■ Exercise details:
Where a line of the entries holds the string "Service", copy that line.

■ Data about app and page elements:
· · ·

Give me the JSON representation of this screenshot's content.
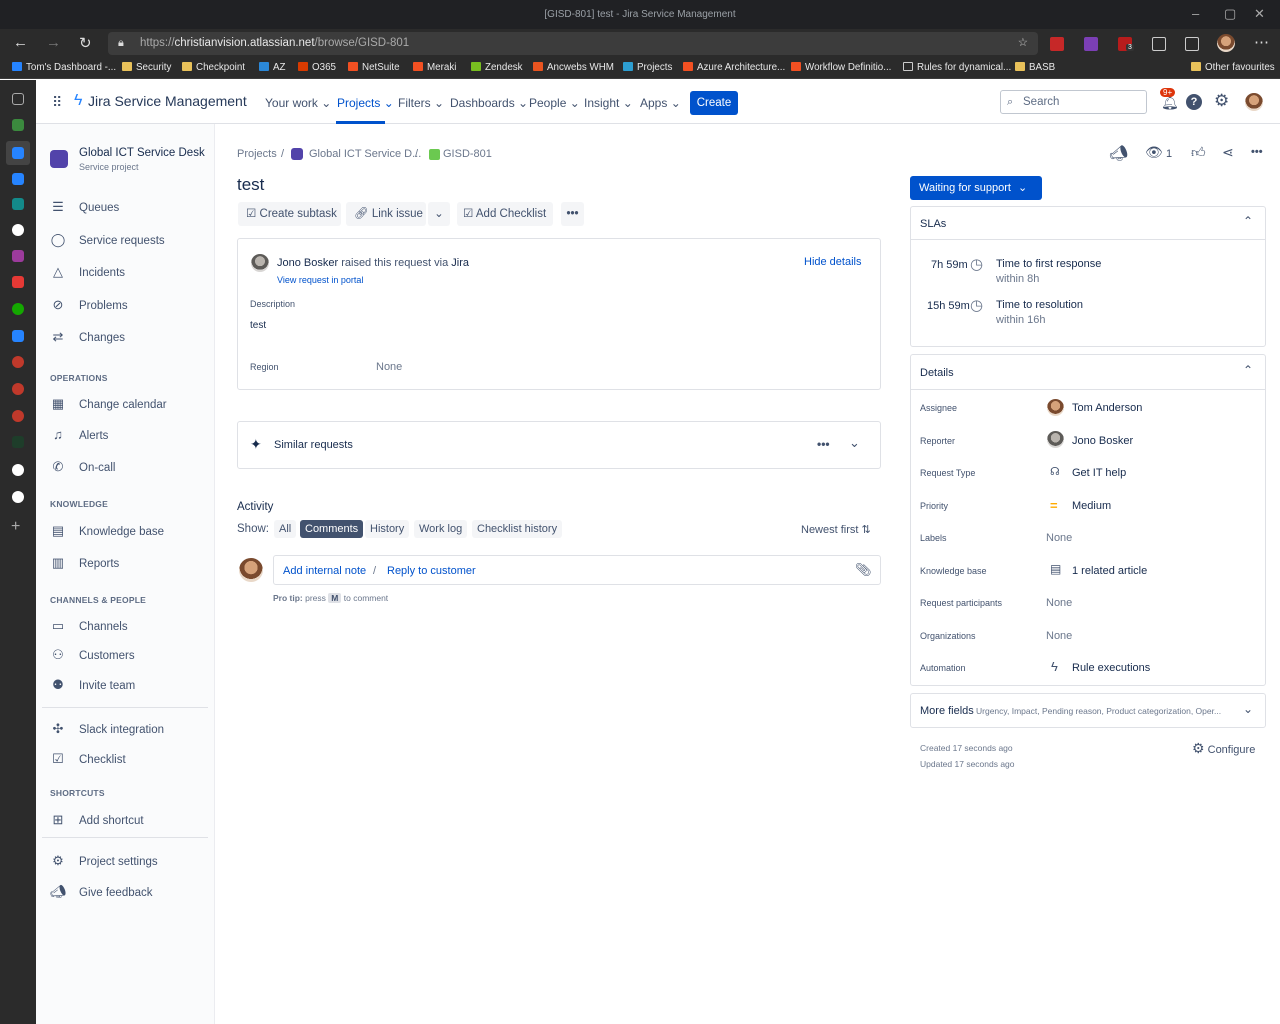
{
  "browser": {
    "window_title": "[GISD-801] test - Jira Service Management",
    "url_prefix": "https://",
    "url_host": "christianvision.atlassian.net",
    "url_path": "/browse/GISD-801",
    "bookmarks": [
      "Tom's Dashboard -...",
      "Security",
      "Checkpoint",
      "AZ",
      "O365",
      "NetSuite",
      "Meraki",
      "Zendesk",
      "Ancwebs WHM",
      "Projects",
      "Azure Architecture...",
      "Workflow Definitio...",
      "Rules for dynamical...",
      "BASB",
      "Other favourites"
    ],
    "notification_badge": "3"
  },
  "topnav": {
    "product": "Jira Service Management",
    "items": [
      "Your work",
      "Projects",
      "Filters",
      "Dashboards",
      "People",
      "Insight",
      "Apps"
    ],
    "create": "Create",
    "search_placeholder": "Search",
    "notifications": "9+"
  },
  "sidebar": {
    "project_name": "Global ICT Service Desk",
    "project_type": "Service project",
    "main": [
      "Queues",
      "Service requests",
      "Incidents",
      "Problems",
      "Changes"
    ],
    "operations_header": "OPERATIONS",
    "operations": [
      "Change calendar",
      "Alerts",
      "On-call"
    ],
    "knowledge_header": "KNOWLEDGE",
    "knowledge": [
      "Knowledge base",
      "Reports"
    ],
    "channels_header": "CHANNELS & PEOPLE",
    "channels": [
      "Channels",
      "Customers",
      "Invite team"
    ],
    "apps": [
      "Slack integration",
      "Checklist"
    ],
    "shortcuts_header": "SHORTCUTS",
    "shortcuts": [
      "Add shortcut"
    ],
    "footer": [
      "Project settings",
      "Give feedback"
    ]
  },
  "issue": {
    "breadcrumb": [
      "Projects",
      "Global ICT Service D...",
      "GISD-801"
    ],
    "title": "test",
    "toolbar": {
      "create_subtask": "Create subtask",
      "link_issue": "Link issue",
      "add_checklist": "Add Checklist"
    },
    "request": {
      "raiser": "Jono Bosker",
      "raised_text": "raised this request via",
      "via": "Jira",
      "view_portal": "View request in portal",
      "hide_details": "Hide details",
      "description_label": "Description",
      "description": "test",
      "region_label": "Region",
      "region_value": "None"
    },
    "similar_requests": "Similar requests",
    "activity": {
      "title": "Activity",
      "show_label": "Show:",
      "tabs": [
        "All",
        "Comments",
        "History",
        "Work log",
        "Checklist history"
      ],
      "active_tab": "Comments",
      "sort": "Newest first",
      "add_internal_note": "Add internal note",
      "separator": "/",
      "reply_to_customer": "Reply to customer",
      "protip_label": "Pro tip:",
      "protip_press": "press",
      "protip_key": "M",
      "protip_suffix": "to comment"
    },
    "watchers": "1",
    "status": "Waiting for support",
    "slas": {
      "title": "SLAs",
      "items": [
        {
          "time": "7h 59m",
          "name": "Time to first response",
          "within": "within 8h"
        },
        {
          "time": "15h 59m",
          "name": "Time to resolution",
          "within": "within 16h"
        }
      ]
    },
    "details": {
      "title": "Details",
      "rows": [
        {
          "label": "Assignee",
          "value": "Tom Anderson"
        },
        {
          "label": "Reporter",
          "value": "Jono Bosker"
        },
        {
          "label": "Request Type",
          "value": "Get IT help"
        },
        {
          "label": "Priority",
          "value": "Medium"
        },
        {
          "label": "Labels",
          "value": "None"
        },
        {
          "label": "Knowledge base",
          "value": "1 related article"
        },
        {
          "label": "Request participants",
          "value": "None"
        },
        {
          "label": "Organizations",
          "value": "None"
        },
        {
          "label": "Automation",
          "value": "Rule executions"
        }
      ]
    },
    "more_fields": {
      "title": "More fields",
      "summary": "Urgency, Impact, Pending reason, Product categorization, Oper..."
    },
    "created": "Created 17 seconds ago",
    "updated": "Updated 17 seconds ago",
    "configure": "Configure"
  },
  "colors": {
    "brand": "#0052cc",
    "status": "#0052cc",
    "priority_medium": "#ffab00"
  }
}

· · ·

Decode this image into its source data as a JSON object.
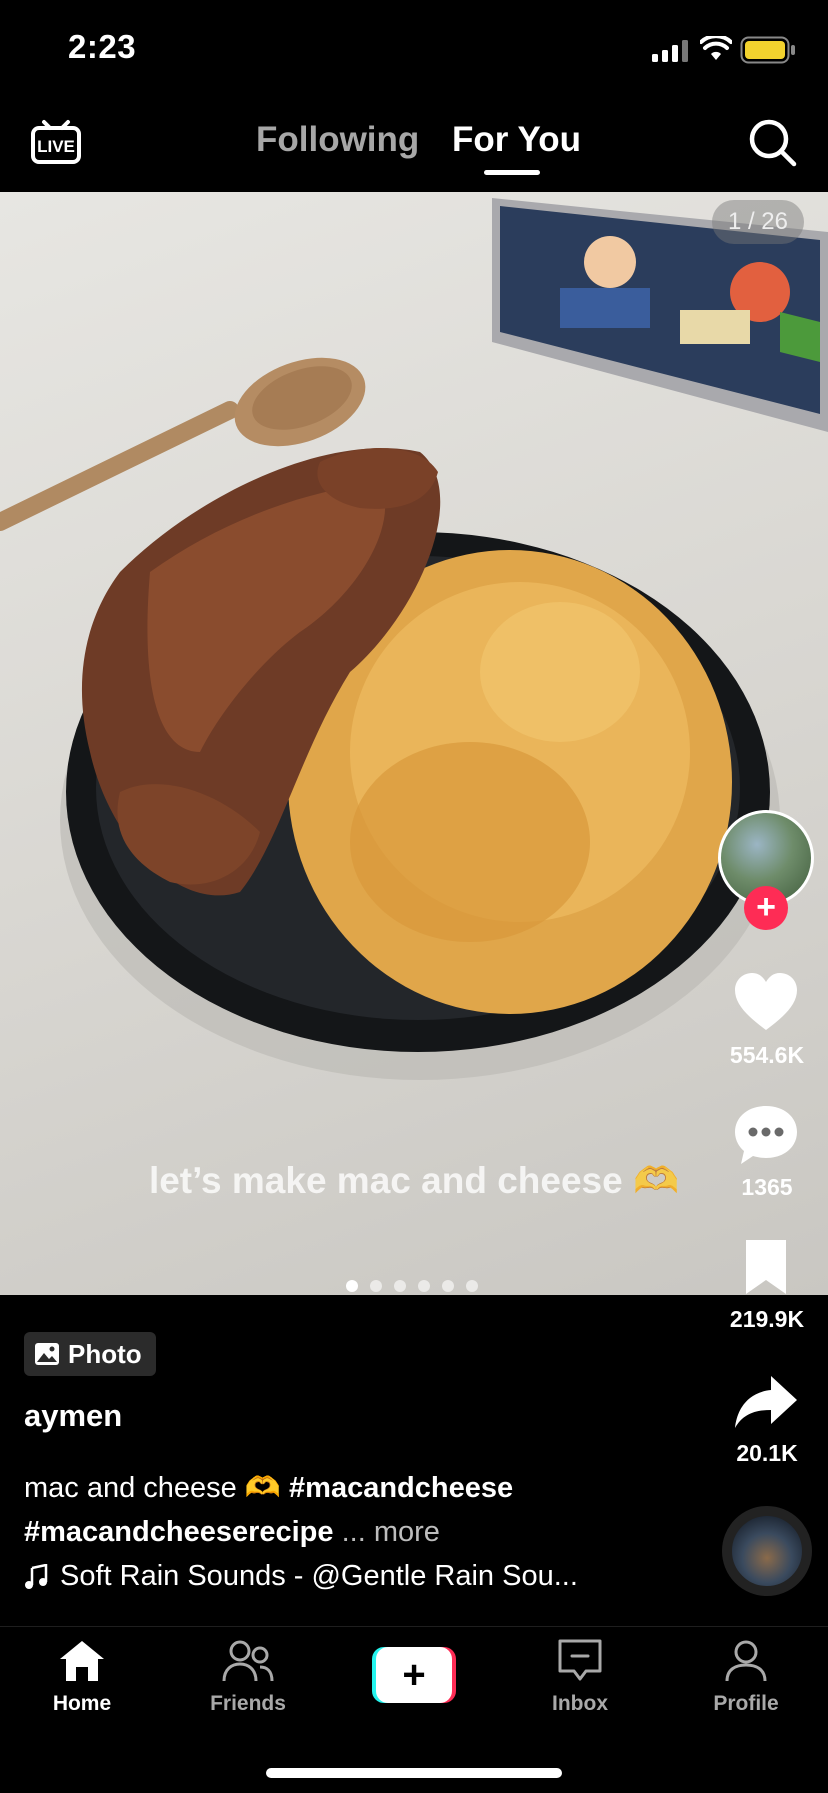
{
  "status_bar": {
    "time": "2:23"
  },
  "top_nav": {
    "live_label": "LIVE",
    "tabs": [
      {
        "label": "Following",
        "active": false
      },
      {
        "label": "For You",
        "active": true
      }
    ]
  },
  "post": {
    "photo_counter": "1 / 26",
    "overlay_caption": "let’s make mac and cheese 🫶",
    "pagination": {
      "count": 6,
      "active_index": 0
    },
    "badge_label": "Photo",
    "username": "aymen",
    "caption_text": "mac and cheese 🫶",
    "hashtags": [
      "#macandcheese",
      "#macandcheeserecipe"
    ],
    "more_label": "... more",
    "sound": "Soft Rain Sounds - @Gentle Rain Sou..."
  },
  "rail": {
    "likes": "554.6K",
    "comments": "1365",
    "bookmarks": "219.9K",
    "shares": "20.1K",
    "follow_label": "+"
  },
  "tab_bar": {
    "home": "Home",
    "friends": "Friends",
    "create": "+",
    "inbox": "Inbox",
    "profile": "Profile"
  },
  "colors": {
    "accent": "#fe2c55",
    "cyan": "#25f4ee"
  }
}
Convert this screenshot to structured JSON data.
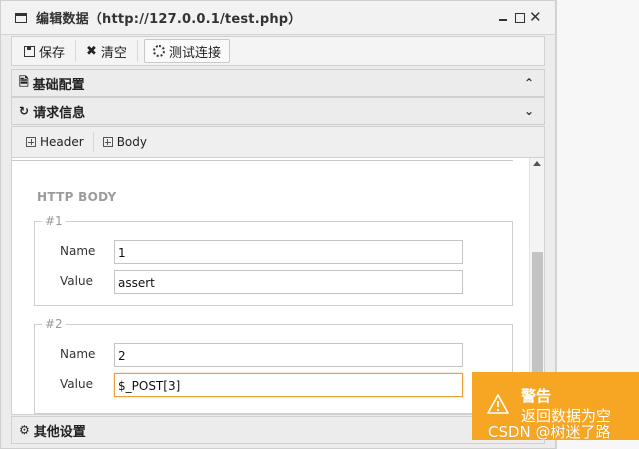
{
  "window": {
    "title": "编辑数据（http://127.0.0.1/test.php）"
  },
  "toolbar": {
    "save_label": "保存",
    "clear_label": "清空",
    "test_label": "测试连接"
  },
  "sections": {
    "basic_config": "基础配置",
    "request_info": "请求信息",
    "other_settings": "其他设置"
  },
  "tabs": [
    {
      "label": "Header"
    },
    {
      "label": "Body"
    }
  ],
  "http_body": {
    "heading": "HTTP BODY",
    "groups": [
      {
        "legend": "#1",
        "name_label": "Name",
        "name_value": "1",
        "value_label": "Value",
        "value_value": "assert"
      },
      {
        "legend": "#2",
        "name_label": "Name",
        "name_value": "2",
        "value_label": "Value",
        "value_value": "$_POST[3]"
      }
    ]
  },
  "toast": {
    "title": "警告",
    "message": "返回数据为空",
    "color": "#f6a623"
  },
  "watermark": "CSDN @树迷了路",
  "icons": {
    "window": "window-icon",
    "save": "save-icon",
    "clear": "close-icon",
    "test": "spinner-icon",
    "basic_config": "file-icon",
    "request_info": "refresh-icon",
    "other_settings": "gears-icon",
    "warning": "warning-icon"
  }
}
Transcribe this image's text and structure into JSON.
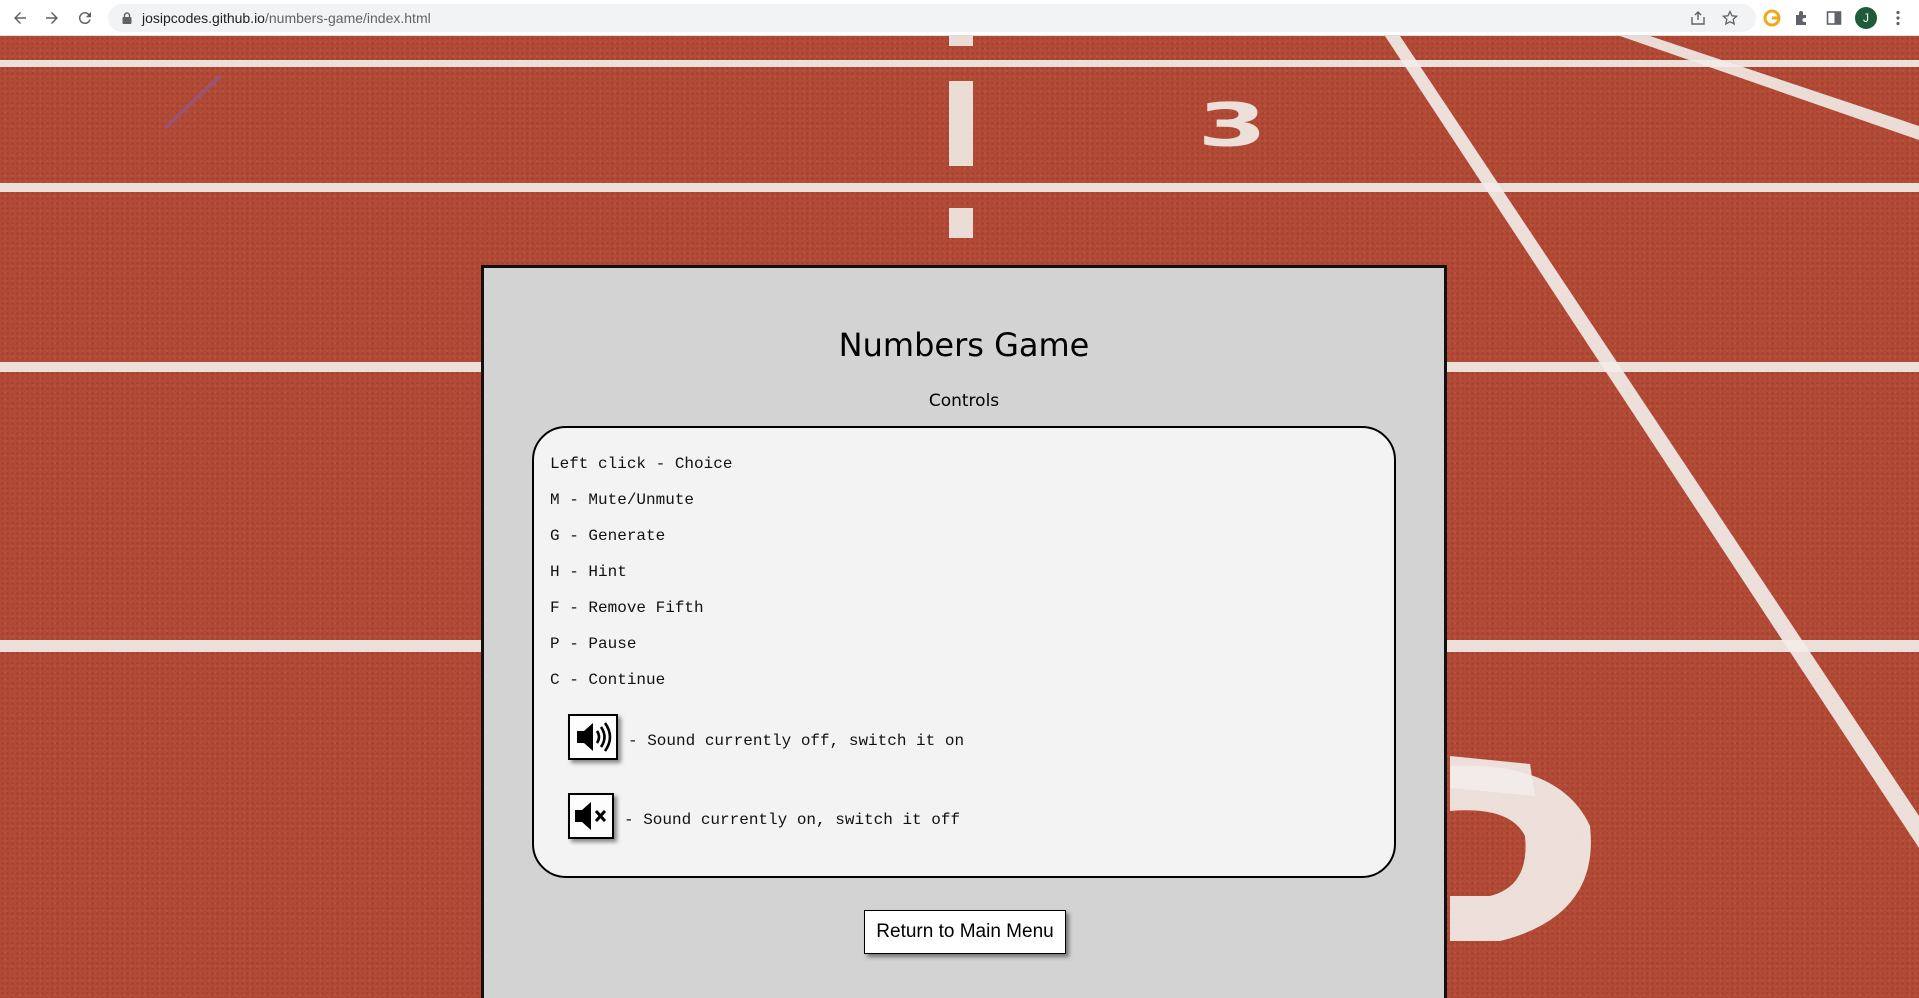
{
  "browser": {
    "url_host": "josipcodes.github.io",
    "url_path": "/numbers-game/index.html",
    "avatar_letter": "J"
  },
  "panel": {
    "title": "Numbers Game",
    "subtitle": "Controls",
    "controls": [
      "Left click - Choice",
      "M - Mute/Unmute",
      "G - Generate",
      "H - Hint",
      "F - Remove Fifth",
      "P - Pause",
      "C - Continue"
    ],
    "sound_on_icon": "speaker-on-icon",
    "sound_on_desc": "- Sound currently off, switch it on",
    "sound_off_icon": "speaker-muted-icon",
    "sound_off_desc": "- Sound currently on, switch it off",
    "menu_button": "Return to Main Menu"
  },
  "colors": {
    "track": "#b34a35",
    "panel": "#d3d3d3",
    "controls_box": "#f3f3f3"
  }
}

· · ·

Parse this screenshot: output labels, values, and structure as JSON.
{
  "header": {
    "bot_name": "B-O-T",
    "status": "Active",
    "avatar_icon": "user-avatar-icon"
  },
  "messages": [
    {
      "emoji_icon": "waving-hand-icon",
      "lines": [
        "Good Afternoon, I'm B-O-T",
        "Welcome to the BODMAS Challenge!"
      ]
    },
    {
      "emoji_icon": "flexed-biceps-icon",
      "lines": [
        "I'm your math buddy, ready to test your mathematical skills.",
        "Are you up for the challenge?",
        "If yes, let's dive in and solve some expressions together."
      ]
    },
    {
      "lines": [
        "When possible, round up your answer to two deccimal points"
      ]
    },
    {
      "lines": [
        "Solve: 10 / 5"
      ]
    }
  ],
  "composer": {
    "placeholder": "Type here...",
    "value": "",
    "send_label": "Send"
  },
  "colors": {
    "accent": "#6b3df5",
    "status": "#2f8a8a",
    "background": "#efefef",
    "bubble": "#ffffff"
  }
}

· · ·

■ Result of the task:
    "window_title": "[GISD-801] test - Jira Service Management",
    "product": "Jira Service Management",
    "project_name": "Global ICT Service Desk",
    "project_type": "Service project",
      "Service requests",
      "Global ICT Service D...",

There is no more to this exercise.